** Records to use **

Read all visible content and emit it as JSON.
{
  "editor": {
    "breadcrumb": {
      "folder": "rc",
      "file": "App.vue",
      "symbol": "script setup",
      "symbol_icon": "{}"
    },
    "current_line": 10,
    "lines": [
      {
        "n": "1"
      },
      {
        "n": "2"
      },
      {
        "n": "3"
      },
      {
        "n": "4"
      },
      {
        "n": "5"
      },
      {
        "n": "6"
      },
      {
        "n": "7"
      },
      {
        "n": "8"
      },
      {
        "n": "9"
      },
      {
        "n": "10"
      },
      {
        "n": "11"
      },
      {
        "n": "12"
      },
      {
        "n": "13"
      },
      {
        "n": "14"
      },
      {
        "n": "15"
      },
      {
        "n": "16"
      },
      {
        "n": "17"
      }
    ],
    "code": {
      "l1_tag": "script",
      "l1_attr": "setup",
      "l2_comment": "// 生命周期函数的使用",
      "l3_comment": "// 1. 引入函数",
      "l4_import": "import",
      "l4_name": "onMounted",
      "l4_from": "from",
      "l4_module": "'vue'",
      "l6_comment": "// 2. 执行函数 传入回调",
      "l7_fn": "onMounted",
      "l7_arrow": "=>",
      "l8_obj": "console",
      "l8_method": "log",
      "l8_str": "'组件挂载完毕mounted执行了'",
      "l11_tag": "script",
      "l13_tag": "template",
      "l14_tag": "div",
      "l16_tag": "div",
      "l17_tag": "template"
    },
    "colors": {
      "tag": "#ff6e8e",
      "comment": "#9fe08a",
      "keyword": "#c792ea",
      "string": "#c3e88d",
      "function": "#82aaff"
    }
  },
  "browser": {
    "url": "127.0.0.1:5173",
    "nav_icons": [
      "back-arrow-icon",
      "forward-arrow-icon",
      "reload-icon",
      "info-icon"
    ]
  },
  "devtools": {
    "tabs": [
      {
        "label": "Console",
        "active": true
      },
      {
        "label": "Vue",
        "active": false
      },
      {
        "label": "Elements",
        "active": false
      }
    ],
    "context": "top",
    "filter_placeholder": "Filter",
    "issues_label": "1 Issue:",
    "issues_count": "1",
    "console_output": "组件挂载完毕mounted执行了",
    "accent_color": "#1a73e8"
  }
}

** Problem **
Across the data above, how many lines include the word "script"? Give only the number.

** Answer to this problem **
3